(Component data from apps and pages)
* * *
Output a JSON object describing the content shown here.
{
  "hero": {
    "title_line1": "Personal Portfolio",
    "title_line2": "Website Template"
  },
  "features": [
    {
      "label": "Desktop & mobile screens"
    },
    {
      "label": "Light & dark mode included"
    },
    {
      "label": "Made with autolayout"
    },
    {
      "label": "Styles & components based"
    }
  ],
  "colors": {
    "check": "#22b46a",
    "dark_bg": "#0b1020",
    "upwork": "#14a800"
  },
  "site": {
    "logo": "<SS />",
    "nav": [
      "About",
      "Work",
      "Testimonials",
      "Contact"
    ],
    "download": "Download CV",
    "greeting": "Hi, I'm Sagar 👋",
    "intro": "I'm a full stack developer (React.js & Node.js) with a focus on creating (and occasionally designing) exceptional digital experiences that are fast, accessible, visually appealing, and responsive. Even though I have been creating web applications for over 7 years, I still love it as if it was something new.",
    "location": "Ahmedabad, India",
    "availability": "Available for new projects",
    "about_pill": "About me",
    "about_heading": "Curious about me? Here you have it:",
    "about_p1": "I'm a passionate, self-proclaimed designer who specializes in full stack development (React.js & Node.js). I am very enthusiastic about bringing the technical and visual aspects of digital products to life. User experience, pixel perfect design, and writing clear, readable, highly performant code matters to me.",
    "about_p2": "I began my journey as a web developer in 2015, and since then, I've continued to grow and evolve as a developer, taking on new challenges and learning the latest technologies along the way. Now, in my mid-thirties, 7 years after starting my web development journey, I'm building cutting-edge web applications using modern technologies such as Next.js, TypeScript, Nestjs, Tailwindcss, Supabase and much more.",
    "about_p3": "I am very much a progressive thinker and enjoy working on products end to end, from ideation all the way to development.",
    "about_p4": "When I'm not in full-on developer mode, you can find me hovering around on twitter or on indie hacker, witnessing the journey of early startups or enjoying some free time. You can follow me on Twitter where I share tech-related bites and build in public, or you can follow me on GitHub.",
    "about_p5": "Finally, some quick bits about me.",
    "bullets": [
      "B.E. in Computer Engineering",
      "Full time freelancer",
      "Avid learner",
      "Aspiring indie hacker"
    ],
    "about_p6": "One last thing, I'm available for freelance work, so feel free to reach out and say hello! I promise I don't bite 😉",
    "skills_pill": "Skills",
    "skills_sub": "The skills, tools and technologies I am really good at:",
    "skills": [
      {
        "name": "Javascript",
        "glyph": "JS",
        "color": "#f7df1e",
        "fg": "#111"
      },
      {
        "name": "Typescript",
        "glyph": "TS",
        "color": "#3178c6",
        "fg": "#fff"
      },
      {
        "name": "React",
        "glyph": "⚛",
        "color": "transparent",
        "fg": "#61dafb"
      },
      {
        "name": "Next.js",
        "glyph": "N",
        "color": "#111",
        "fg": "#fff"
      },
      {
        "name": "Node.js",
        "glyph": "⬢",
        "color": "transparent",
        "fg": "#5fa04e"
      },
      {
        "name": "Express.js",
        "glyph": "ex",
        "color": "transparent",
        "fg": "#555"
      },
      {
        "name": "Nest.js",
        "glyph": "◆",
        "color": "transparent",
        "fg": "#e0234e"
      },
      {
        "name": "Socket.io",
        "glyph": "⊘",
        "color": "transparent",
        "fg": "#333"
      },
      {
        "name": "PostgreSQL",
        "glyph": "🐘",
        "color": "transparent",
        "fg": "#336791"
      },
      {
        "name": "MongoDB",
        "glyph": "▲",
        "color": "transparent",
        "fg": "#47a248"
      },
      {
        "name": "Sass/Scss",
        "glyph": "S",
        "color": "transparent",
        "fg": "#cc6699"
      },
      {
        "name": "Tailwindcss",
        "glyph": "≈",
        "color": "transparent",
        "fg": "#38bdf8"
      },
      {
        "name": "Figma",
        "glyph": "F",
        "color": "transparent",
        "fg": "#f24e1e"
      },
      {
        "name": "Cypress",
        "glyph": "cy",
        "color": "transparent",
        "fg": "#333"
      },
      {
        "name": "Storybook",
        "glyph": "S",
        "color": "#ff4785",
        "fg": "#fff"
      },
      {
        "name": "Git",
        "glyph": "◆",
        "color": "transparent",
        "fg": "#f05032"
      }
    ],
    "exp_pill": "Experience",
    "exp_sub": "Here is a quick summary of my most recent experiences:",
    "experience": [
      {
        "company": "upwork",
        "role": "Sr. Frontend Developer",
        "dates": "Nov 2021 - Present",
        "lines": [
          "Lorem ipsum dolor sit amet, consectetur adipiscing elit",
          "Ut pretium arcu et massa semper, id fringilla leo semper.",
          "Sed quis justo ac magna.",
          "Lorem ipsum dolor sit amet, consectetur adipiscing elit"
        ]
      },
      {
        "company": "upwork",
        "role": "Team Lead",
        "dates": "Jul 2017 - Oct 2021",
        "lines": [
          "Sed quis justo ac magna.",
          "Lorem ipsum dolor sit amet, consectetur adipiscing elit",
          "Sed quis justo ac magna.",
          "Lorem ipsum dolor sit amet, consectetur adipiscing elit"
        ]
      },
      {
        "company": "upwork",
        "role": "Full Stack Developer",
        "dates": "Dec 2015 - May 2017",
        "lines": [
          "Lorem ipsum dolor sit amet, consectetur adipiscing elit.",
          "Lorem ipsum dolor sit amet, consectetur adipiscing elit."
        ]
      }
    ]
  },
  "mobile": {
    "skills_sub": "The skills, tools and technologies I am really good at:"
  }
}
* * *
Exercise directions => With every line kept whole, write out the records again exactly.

Output for this task =>
Output a JSON object describing the content shown here.
{
  "hero": {
    "title_line1": "Personal Portfolio",
    "title_line2": "Website Template"
  },
  "features": [
    {
      "label": "Desktop & mobile screens"
    },
    {
      "label": "Light & dark mode included"
    },
    {
      "label": "Made with autolayout"
    },
    {
      "label": "Styles & components based"
    }
  ],
  "colors": {
    "check": "#22b46a",
    "dark_bg": "#0b1020",
    "upwork": "#14a800"
  },
  "site": {
    "logo": "<SS />",
    "nav": [
      "About",
      "Work",
      "Testimonials",
      "Contact"
    ],
    "download": "Download CV",
    "greeting": "Hi, I'm Sagar 👋",
    "intro": "I'm a full stack developer (React.js & Node.js) with a focus on creating (and occasionally designing) exceptional digital experiences that are fast, accessible, visually appealing, and responsive. Even though I have been creating web applications for over 7 years, I still love it as if it was something new.",
    "location": "Ahmedabad, India",
    "availability": "Available for new projects",
    "about_pill": "About me",
    "about_heading": "Curious about me? Here you have it:",
    "about_p1": "I'm a passionate, self-proclaimed designer who specializes in full stack development (React.js & Node.js). I am very enthusiastic about bringing the technical and visual aspects of digital products to life. User experience, pixel perfect design, and writing clear, readable, highly performant code matters to me.",
    "about_p2": "I began my journey as a web developer in 2015, and since then, I've continued to grow and evolve as a developer, taking on new challenges and learning the latest technologies along the way. Now, in my mid-thirties, 7 years after starting my web development journey, I'm building cutting-edge web applications using modern technologies such as Next.js, TypeScript, Nestjs, Tailwindcss, Supabase and much more.",
    "about_p3": "I am very much a progressive thinker and enjoy working on products end to end, from ideation all the way to development.",
    "about_p4": "When I'm not in full-on developer mode, you can find me hovering around on twitter or on indie hacker, witnessing the journey of early startups or enjoying some free time. You can follow me on Twitter where I share tech-related bites and build in public, or you can follow me on GitHub.",
    "about_p5": "Finally, some quick bits about me.",
    "bullets": [
      "B.E. in Computer Engineering",
      "Full time freelancer",
      "Avid learner",
      "Aspiring indie hacker"
    ],
    "about_p6": "One last thing, I'm available for freelance work, so feel free to reach out and say hello! I promise I don't bite 😉",
    "skills_pill": "Skills",
    "skills_sub": "The skills, tools and technologies I am really good at:",
    "skills": [
      {
        "name": "Javascript",
        "glyph": "JS",
        "color": "#f7df1e",
        "fg": "#111"
      },
      {
        "name": "Typescript",
        "glyph": "TS",
        "color": "#3178c6",
        "fg": "#fff"
      },
      {
        "name": "React",
        "glyph": "⚛",
        "color": "transparent",
        "fg": "#61dafb"
      },
      {
        "name": "Next.js",
        "glyph": "N",
        "color": "#111",
        "fg": "#fff"
      },
      {
        "name": "Node.js",
        "glyph": "⬢",
        "color": "transparent",
        "fg": "#5fa04e"
      },
      {
        "name": "Express.js",
        "glyph": "ex",
        "color": "transparent",
        "fg": "#555"
      },
      {
        "name": "Nest.js",
        "glyph": "◆",
        "color": "transparent",
        "fg": "#e0234e"
      },
      {
        "name": "Socket.io",
        "glyph": "⊘",
        "color": "transparent",
        "fg": "#333"
      },
      {
        "name": "PostgreSQL",
        "glyph": "🐘",
        "color": "transparent",
        "fg": "#336791"
      },
      {
        "name": "MongoDB",
        "glyph": "▲",
        "color": "transparent",
        "fg": "#47a248"
      },
      {
        "name": "Sass/Scss",
        "glyph": "S",
        "color": "transparent",
        "fg": "#cc6699"
      },
      {
        "name": "Tailwindcss",
        "glyph": "≈",
        "color": "transparent",
        "fg": "#38bdf8"
      },
      {
        "name": "Figma",
        "glyph": "F",
        "color": "transparent",
        "fg": "#f24e1e"
      },
      {
        "name": "Cypress",
        "glyph": "cy",
        "color": "transparent",
        "fg": "#333"
      },
      {
        "name": "Storybook",
        "glyph": "S",
        "color": "#ff4785",
        "fg": "#fff"
      },
      {
        "name": "Git",
        "glyph": "◆",
        "color": "transparent",
        "fg": "#f05032"
      }
    ],
    "exp_pill": "Experience",
    "exp_sub": "Here is a quick summary of my most recent experiences:",
    "experience": [
      {
        "company": "upwork",
        "role": "Sr. Frontend Developer",
        "dates": "Nov 2021 - Present",
        "lines": [
          "Lorem ipsum dolor sit amet, consectetur adipiscing elit",
          "Ut pretium arcu et massa semper, id fringilla leo semper.",
          "Sed quis justo ac magna.",
          "Lorem ipsum dolor sit amet, consectetur adipiscing elit"
        ]
      },
      {
        "company": "upwork",
        "role": "Team Lead",
        "dates": "Jul 2017 - Oct 2021",
        "lines": [
          "Sed quis justo ac magna.",
          "Lorem ipsum dolor sit amet, consectetur adipiscing elit",
          "Sed quis justo ac magna.",
          "Lorem ipsum dolor sit amet, consectetur adipiscing elit"
        ]
      },
      {
        "company": "upwork",
        "role": "Full Stack Developer",
        "dates": "Dec 2015 - May 2017",
        "lines": [
          "Lorem ipsum dolor sit amet, consectetur adipiscing elit.",
          "Lorem ipsum dolor sit amet, consectetur adipiscing elit."
        ]
      }
    ]
  },
  "mobile": {
    "skills_sub": "The skills, tools and technologies I am really good at:"
  }
}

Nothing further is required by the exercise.